TASK STATEMENT — Copy out the full listing exactly, omitting any picture it contains.

MATERIAL SUPPLIED —
────────

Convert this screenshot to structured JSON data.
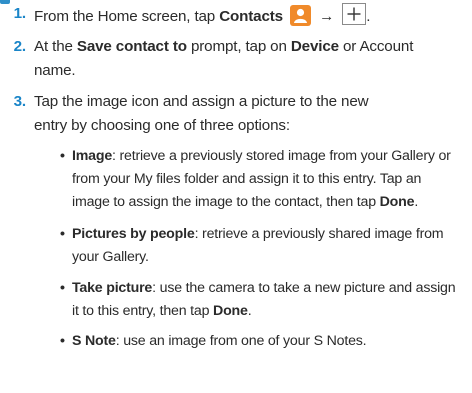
{
  "steps": [
    {
      "number": "1.",
      "prefix": "From the Home screen, tap ",
      "bold": "Contacts",
      "arrow": "→",
      "suffix": ".",
      "icons": [
        "contacts-app-icon",
        "add-plus-icon"
      ]
    },
    {
      "number": "2.",
      "prefix": "At the ",
      "bold1": "Save contact to",
      "mid": " prompt, tap on ",
      "bold2": "Device",
      "suffix": " or Account",
      "line2": "name."
    },
    {
      "number": "3.",
      "line1": "Tap the image icon and assign a picture to the new",
      "line2": "entry by choosing one of three options:"
    }
  ],
  "bullets": [
    {
      "bold": "Image",
      "lines": [
        ": retrieve a previously stored image from your Gallery or",
        "from your My files folder and assign it to this entry. Tap an",
        "image to assign the image to the contact, then tap "
      ],
      "end_bold": "Done",
      "end": "."
    },
    {
      "bold": "Pictures by people",
      "lines": [
        ": retrieve a previously shared image from",
        "your Gallery."
      ]
    },
    {
      "bold": "Take picture",
      "lines": [
        ": use the camera to take a new picture and assign",
        "it to this entry, then tap "
      ],
      "end_bold": "Done",
      "end": "."
    },
    {
      "bold": "S Note",
      "lines": [
        ": use an image from one of your S Notes."
      ]
    }
  ],
  "bullet_glyph": "•",
  "colors": {
    "step_number": "#1a85c8",
    "contacts_icon": "#f08a2a"
  }
}
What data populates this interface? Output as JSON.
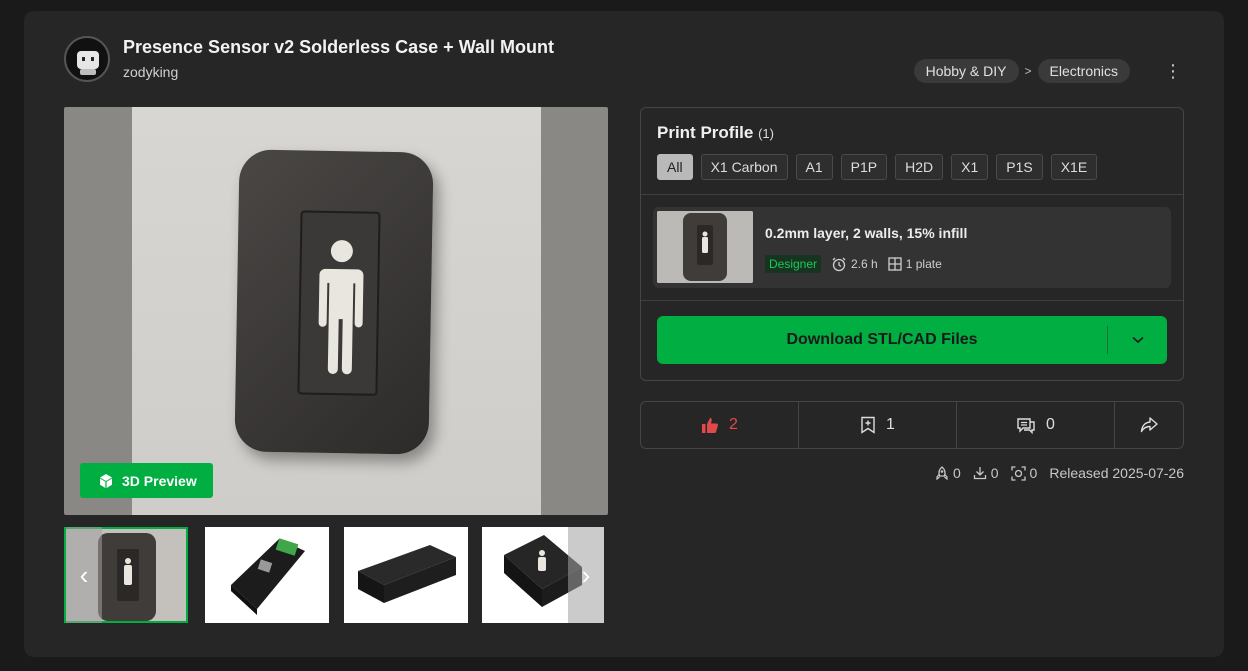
{
  "header": {
    "title": "Presence Sensor v2 Solderless Case + Wall Mount",
    "author": "zodyking",
    "breadcrumbs": [
      "Hobby & DIY",
      "Electronics"
    ],
    "breadcrumb_separator": ">"
  },
  "gallery": {
    "preview_label": "3D Preview",
    "thumbnail_count": 4
  },
  "profile": {
    "title": "Print Profile",
    "count": "(1)",
    "printers": [
      "All",
      "X1 Carbon",
      "A1",
      "P1P",
      "H2D",
      "X1",
      "P1S",
      "X1E"
    ],
    "selected_printer": "All",
    "plate": {
      "name": "0.2mm layer, 2 walls, 15% infill",
      "badge": "Designer",
      "time": "2.6 h",
      "plates": "1 plate"
    },
    "download_label": "Download STL/CAD Files"
  },
  "actions": {
    "likes": "2",
    "collects": "1",
    "comments": "0"
  },
  "stats": {
    "boosts": "0",
    "downloads": "0",
    "prints": "0",
    "released": "Released 2025-07-26"
  },
  "colors": {
    "accent": "#00ae42",
    "like": "#e14a4a",
    "background": "#262626"
  }
}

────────

TASK OUTPUT —
Convert this screenshot to structured JSON data.
{
  "steps": [
    {
      "number": "1.",
      "prefix": "From the Home screen, tap ",
      "bold": "Contacts",
      "arrow": "→",
      "suffix": ".",
      "icons": [
        "contacts-app-icon",
        "add-plus-icon"
      ]
    },
    {
      "number": "2.",
      "prefix": "At the ",
      "bold1": "Save contact to",
      "mid": " prompt, tap on ",
      "bold2": "Device",
      "suffix": " or Account",
      "line2": "name."
    },
    {
      "number": "3.",
      "line1": "Tap the image icon and assign a picture to the new",
      "line2": "entry by choosing one of three options:"
    }
  ],
  "bullets": [
    {
      "bold": "Image",
      "lines": [
        ": retrieve a previously stored image from your Gallery or",
        "from your My files folder and assign it to this entry. Tap an",
        "image to assign the image to the contact, then tap "
      ],
      "end_bold": "Done",
      "end": "."
    },
    {
      "bold": "Pictures by people",
      "lines": [
        ": retrieve a previously shared image from",
        "your Gallery."
      ]
    },
    {
      "bold": "Take picture",
      "lines": [
        ": use the camera to take a new picture and assign",
        "it to this entry, then tap "
      ],
      "end_bold": "Done",
      "end": "."
    },
    {
      "bold": "S Note",
      "lines": [
        ": use an image from one of your S Notes."
      ]
    }
  ],
  "bullet_glyph": "•",
  "colors": {
    "step_number": "#1a85c8",
    "contacts_icon": "#f08a2a"
  }
}
What data populates this interface? Output as JSON.
{
  "header": {
    "title": "Presence Sensor v2 Solderless Case + Wall Mount",
    "author": "zodyking",
    "breadcrumbs": [
      "Hobby & DIY",
      "Electronics"
    ],
    "breadcrumb_separator": ">"
  },
  "gallery": {
    "preview_label": "3D Preview",
    "thumbnail_count": 4
  },
  "profile": {
    "title": "Print Profile",
    "count": "(1)",
    "printers": [
      "All",
      "X1 Carbon",
      "A1",
      "P1P",
      "H2D",
      "X1",
      "P1S",
      "X1E"
    ],
    "selected_printer": "All",
    "plate": {
      "name": "0.2mm layer, 2 walls, 15% infill",
      "badge": "Designer",
      "time": "2.6 h",
      "plates": "1 plate"
    },
    "download_label": "Download STL/CAD Files"
  },
  "actions": {
    "likes": "2",
    "collects": "1",
    "comments": "0"
  },
  "stats": {
    "boosts": "0",
    "downloads": "0",
    "prints": "0",
    "released": "Released 2025-07-26"
  },
  "colors": {
    "accent": "#00ae42",
    "like": "#e14a4a",
    "background": "#262626"
  }
}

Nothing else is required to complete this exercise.